València City Council and Valenciaport sign an agreement to study the use of energy from waves

This innovative project is 50% co-financed by the City Council and the European Union. It will be located in the hammer of the Marina, in the northern part of the port of Valencia, where the force of the waves is more favourable.

The president of the Port Authority of Valencia (OAV), Aurelio Martínez, signed this Monday with the councillor for Climate Emergency and Energy Transition of the City Council of Valencia, Alejandro Ramon, the agreement between the city council and the PAV for the use of the public port domain to install a device for the generation of electricity from waves. This is a pilot project that will be located in the area known as the hammer of the Marina de València.

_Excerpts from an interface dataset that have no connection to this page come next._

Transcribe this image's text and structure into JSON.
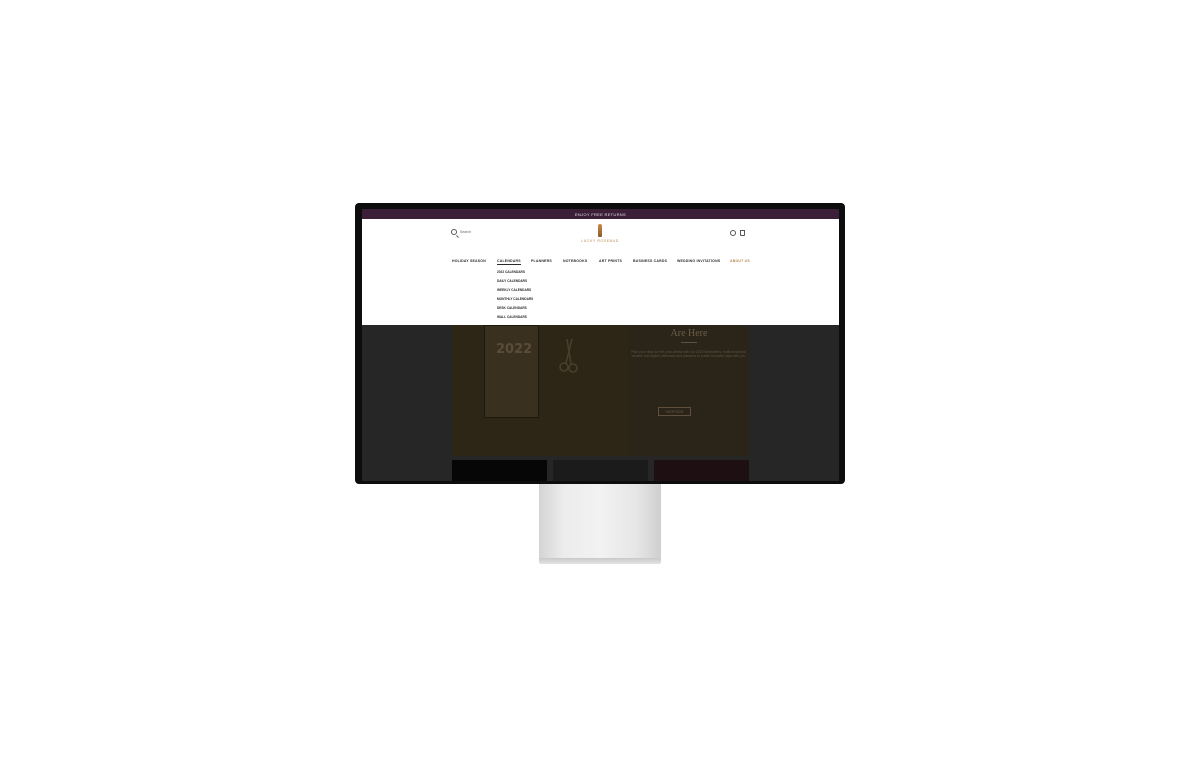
{
  "announcement": "Enjoy free returns",
  "search": {
    "label": "Search"
  },
  "logo": {
    "text": "Lucky Rosebud"
  },
  "nav": [
    {
      "label": "Holiday Season"
    },
    {
      "label": "Calendars"
    },
    {
      "label": "Planners"
    },
    {
      "label": "Notebooks"
    },
    {
      "label": "Art Prints"
    },
    {
      "label": "Business Cards"
    },
    {
      "label": "Wedding Invitations"
    },
    {
      "label": "About Us"
    }
  ],
  "dropdown": [
    {
      "label": "2022 Calendars"
    },
    {
      "label": "Daily Calendars"
    },
    {
      "label": "Weekly Calendars"
    },
    {
      "label": "Monthly Calendars"
    },
    {
      "label": "Desk Calendars"
    },
    {
      "label": "Wall Calendars"
    }
  ],
  "hero": {
    "year": "2022",
    "title": "Are Here",
    "body": "Plan your days for the year ahead with our 2022 Bestsellers, multi-functional, durable and stylish calendars and planners to create beautiful days with you.",
    "button": "Shop now"
  },
  "colors": {
    "announce_bar": "#3b1f38",
    "accent": "#b9874d",
    "overlay": "#262626"
  }
}
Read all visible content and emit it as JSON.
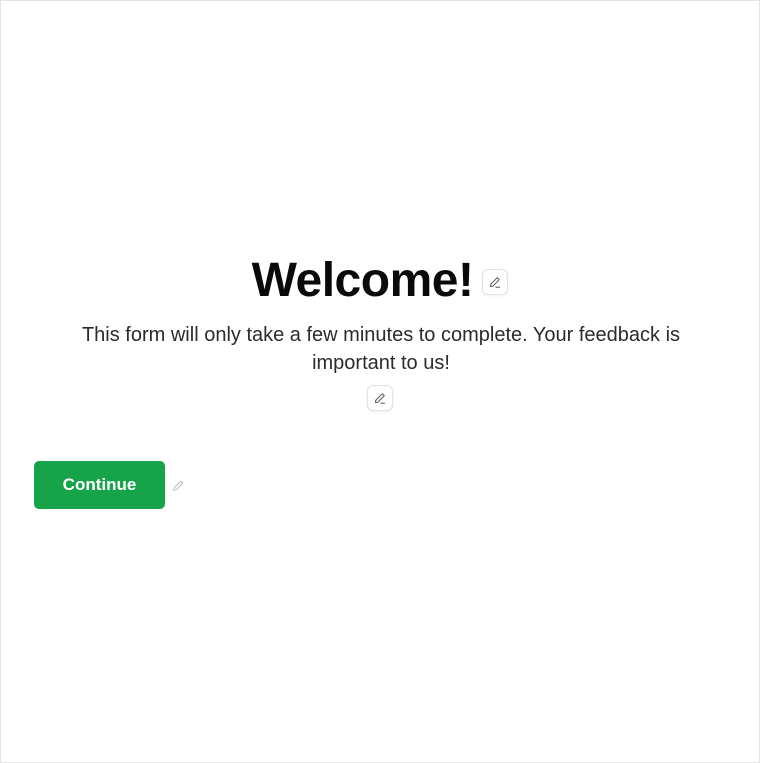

The agreement signed facilitates the implementation of the WEC (Wave Energy Converter) project, which is 50% co-financed by the City Council of Valencia and the European Union and responds to the City Council’s desire to explore new ways of generating green energy, in this case taking advantage of Valencia’s ideal situation as a coastal city, which allows the power of the waves to be used to generate energy.
Thanks to this agreement, the Port of Valencia authorises the occupation of 105 m² (77 m² of land and 28 m² of water) of port public domain in the area of the hammerhead of the access channel to the Marina, in the northern part of the port. Due to the small size of the device to be installed, it will have no effect on navigation.

The construction work is expected to begin this year and by 2023, part of the energy required for the lighting of the Marina will be covered. It is estimated that the device will generate around 130,000 kilowatts per year, representing a reduction of 16 tonnes in the city’s annual CO₂ production.

The device, similar to a float, is simple to operate. It is placed in the sea, connected to a hydraulic arm. The force of the waves causes a constant and repetitive movement of lifting and immersion of the float which, through a hydraulic system, transfers the energy generated to the electricity generation equipment. The estimated cost of the device is 495,000 euros and the funding comes from the European Union’s MatchUP project (Horizon 2020), which promotes urban transformation through innovative technologies in the fields of energy, mobility and ICT.